Many reams of paper have been spent trying to decipher the mind of Donald Trump, the US President, and the policies his administration chooses. Yet for every metric ton of paper used, another has to be used the next day, when analysts scramble to square his new comments which contradict the last ones.

In this new upside-down world, journalists and academics have started practicing an odd kind of cognitive dissonance; where the actual words coming out of the president’s mouth are to be disregarded, and scattered statements coming from state officials are to be used to piece together what his administration is after. Even this practice has his limitations, being the mercurial figure that he is, the US President can overrule and change established policy positions propounded by his administration’s officials on a whim – and given the fact that he is the President, his whims carry the weight of the state.

It is with this communication limbo in mind – and a through understanding of Trump’s boastful, off-the-cuff personality – we can finally begin to approach US policymaking; and even then the experts urge us to not lean too hard on these predictions.

However, this has not stopped many in the Subcontinent from taking Donald Trump’s words on face value and interpreting deep seated policy positions behind them. The US President’s meeting with Prime Minister Imran Khan, immediately following his meeting with the Indian Prime Minister, has sparked heated speculation, with people comparing optics, tonal variations and even handshakes to try to find what Trump’s contradictory stances mean for South-Asian politics.
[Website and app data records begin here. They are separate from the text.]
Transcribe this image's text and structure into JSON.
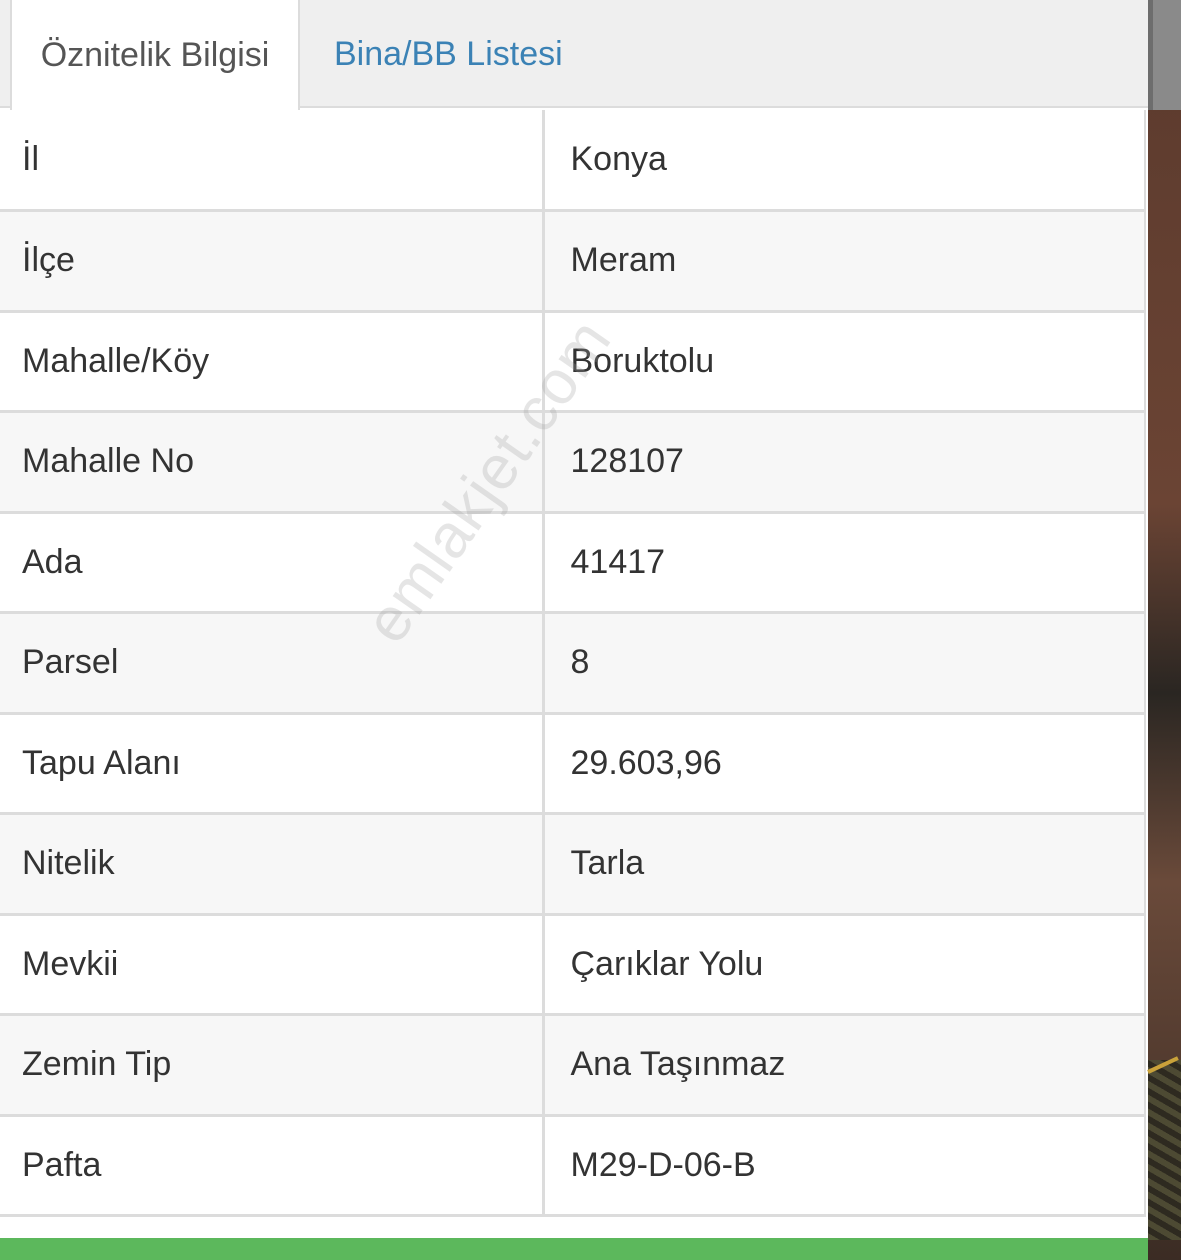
{
  "tabs": [
    {
      "label": "Öznitelik Bilgisi",
      "active": true
    },
    {
      "label": "Bina/BB Listesi",
      "active": false
    }
  ],
  "attributes": [
    {
      "key": "İl",
      "value": "Konya"
    },
    {
      "key": "İlçe",
      "value": "Meram"
    },
    {
      "key": "Mahalle/Köy",
      "value": "Boruktolu"
    },
    {
      "key": "Mahalle No",
      "value": "128107"
    },
    {
      "key": "Ada",
      "value": "41417"
    },
    {
      "key": "Parsel",
      "value": "8"
    },
    {
      "key": "Tapu Alanı",
      "value": "29.603,96"
    },
    {
      "key": "Nitelik",
      "value": "Tarla"
    },
    {
      "key": "Mevkii",
      "value": "Çarıklar Yolu"
    },
    {
      "key": "Zemin Tip",
      "value": "Ana Taşınmaz"
    },
    {
      "key": "Pafta",
      "value": "M29-D-06-B"
    }
  ],
  "watermark": "emlakjet.com",
  "colors": {
    "tab_link": "#3b82b5",
    "action_bar": "#5cb85c"
  }
}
The underwhelming answer remains, that despite all of Trump’s proactive diplomacy, these new meetings have changed nothing and will probably change nothing. Trump perceives himself to be a dealmaker and negotiator extraordinaire, and has tried to engage with troublesome issues by engaging with their leaders on a personal basis before – the short lived Kim Jong-un affair and the offer to meet Iranian President Hassan Rouhani to break the Middle East impasse come to mind. However, failing to set real, tangible groundwork for any of these meetings has kept all this “diplomacy” superficial.

This same superficiality besets the US President’s attempts to solve the Kashmir issue, which is propounded by the fact the US vested interests see no reason to change the status quo - India is a useful counterweight in the China equation and Pakistan a necessary partner in Afghanistan. There is no need to rock the boat.
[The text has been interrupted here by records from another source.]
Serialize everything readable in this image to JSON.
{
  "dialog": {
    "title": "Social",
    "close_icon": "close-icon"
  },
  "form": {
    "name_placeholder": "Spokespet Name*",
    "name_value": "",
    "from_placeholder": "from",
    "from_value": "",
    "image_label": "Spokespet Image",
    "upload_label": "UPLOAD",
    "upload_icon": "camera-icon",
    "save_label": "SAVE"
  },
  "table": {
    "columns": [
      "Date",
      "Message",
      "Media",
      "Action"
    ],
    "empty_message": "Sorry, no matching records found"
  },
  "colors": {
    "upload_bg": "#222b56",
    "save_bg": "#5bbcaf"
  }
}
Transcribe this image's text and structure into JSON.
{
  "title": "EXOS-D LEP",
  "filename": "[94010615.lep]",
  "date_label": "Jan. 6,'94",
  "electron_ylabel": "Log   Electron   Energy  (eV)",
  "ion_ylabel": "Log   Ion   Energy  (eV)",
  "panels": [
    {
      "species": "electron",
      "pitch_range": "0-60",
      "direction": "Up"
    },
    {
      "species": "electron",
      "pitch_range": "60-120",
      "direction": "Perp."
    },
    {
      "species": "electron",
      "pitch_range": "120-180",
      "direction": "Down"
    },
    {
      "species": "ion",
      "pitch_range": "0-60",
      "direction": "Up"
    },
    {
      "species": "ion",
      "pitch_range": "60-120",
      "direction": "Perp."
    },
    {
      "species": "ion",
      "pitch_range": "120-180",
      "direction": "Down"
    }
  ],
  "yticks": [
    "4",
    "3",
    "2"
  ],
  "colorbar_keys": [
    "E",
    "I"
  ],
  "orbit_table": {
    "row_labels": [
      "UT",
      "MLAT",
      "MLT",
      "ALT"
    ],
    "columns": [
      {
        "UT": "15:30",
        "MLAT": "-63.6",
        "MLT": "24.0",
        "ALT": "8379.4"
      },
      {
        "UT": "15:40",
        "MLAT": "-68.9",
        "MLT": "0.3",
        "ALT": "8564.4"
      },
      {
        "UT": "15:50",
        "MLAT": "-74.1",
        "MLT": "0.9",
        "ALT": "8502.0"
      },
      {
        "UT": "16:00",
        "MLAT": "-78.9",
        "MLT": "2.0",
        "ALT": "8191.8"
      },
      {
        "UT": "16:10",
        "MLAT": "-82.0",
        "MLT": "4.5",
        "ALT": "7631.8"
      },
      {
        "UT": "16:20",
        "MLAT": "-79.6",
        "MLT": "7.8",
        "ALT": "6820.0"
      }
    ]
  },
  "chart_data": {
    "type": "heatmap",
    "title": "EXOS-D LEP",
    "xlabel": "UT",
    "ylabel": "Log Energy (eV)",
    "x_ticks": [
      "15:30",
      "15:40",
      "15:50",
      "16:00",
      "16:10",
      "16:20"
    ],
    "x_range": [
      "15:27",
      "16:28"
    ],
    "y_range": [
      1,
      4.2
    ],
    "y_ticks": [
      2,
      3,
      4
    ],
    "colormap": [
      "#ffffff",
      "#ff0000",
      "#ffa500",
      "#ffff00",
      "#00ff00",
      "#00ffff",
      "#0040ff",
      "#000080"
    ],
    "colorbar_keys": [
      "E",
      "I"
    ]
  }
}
Therefore South Asian analysts would do well to treat the US President like many in his country do – not take him too seriously.